** Task description **
Scan the entries for the string "true" and give the number of lines that have it, nothing further.

[Website and app data records]
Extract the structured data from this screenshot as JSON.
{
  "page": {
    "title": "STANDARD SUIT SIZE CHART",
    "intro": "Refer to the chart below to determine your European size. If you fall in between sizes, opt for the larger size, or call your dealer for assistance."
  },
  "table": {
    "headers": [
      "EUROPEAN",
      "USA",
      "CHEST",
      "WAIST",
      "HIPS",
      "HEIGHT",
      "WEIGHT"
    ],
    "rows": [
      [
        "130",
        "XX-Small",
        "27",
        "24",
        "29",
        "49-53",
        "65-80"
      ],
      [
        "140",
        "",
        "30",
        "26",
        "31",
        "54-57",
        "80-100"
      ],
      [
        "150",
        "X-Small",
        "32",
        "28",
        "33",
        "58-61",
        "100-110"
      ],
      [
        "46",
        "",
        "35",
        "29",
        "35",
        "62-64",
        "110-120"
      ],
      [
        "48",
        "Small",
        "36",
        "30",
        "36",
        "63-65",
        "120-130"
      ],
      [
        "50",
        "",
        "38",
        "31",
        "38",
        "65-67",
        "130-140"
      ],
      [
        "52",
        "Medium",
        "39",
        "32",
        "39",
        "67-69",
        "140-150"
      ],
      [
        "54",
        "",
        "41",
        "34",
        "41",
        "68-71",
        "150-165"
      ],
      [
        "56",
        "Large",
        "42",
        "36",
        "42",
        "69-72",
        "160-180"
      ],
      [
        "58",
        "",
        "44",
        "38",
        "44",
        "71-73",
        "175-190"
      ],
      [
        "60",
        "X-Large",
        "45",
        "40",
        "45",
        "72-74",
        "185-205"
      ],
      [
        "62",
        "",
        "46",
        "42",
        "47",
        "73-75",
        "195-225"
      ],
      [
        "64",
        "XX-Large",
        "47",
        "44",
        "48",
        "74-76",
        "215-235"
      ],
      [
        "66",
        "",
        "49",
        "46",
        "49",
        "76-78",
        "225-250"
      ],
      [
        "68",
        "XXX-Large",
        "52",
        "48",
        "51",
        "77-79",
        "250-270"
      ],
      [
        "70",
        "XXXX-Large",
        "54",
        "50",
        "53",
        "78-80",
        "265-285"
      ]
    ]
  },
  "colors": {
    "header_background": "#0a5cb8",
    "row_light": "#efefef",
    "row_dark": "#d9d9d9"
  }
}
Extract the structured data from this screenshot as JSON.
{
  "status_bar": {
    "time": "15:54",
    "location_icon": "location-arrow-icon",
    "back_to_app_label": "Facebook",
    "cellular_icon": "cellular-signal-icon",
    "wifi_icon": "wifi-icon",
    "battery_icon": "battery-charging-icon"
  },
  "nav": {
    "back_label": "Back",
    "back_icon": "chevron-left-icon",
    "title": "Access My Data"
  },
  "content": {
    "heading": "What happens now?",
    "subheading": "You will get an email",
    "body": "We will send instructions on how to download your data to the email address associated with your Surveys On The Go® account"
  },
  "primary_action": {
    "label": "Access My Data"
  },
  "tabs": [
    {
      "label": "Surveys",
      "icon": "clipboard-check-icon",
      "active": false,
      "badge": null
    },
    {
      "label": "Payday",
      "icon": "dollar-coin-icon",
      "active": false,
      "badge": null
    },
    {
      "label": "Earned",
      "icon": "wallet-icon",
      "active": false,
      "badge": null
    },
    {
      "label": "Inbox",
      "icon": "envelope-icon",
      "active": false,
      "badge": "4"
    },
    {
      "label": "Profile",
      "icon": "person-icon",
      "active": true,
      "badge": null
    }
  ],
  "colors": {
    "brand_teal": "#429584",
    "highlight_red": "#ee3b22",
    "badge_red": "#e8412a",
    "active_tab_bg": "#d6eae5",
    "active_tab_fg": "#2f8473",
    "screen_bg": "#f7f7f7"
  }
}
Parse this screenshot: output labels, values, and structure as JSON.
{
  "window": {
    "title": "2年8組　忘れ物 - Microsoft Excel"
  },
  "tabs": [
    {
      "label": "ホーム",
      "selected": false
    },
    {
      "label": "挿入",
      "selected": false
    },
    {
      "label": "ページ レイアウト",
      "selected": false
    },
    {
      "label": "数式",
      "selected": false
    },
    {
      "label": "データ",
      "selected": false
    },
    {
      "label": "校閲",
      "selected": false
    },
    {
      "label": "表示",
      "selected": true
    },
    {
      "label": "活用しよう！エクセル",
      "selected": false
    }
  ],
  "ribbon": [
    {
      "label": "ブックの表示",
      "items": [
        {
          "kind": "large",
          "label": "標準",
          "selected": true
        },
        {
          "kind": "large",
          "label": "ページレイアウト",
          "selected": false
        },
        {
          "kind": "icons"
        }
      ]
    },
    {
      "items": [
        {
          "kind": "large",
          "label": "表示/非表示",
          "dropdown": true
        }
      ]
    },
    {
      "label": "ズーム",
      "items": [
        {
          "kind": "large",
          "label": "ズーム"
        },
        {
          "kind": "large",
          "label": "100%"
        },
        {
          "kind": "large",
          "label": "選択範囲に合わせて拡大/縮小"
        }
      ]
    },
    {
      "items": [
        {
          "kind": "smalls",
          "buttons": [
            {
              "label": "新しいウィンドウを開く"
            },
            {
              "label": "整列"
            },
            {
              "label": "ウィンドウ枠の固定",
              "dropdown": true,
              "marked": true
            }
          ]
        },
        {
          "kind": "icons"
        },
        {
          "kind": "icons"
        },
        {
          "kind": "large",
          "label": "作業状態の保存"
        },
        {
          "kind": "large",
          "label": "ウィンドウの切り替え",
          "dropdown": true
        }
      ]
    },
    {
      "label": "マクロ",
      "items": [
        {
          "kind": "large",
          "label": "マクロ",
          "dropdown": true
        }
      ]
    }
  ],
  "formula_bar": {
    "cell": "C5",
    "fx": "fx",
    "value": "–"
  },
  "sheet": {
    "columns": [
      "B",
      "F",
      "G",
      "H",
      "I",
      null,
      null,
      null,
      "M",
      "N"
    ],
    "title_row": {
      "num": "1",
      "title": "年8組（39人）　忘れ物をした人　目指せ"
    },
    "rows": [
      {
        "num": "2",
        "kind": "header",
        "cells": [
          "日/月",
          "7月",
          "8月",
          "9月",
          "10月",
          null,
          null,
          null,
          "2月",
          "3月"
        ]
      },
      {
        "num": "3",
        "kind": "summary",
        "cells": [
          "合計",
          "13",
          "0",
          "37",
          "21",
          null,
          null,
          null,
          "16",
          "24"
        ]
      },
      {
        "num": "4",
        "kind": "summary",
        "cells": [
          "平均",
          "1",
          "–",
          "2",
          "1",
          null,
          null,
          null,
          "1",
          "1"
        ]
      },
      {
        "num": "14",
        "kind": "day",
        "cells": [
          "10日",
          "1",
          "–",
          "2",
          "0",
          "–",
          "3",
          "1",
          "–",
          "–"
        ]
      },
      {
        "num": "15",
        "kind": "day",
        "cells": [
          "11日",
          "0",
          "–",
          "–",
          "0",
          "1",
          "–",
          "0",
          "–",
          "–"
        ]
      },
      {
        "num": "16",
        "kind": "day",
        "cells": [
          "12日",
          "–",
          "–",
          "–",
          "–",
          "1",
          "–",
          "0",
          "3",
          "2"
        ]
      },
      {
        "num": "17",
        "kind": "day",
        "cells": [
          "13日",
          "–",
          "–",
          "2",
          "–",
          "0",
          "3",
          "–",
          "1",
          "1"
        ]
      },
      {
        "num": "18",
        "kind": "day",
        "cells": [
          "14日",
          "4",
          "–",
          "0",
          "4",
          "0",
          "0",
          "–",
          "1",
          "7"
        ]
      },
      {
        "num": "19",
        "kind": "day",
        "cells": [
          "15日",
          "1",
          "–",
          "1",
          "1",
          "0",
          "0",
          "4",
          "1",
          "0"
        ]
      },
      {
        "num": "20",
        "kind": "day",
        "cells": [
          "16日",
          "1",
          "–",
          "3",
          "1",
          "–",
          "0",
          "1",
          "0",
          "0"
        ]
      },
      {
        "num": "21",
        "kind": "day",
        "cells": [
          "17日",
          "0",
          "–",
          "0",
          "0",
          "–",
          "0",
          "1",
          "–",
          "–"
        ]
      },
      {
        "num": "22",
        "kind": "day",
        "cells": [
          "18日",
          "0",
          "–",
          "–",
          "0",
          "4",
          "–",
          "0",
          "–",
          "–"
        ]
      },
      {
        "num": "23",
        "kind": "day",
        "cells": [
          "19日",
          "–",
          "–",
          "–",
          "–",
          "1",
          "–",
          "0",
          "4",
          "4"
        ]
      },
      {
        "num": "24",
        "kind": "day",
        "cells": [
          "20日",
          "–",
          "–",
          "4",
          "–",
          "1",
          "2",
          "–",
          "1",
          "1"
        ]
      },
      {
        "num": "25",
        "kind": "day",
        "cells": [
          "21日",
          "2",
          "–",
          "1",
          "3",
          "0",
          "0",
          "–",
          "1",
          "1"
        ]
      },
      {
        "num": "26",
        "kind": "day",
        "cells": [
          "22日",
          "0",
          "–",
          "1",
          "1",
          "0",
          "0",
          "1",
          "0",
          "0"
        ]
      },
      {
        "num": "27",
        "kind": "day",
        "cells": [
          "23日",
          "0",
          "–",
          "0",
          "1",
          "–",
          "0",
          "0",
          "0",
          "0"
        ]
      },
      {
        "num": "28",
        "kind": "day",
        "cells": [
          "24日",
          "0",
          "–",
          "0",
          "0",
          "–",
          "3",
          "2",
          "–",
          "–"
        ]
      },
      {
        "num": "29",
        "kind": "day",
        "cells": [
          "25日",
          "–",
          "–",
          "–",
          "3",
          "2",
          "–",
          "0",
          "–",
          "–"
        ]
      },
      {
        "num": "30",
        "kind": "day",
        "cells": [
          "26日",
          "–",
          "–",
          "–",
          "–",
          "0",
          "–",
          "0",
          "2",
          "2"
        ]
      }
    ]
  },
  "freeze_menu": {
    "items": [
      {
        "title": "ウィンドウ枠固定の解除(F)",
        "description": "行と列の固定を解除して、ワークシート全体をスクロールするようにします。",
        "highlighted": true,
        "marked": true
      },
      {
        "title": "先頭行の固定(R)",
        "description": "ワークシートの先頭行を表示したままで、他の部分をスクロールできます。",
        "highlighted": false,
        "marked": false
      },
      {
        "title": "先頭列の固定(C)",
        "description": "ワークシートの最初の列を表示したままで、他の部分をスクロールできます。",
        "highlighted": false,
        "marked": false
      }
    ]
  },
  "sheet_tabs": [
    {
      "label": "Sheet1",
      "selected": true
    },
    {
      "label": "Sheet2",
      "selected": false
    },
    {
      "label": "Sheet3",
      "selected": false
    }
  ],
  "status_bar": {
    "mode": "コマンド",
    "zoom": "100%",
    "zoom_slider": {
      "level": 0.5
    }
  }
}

** Result **
11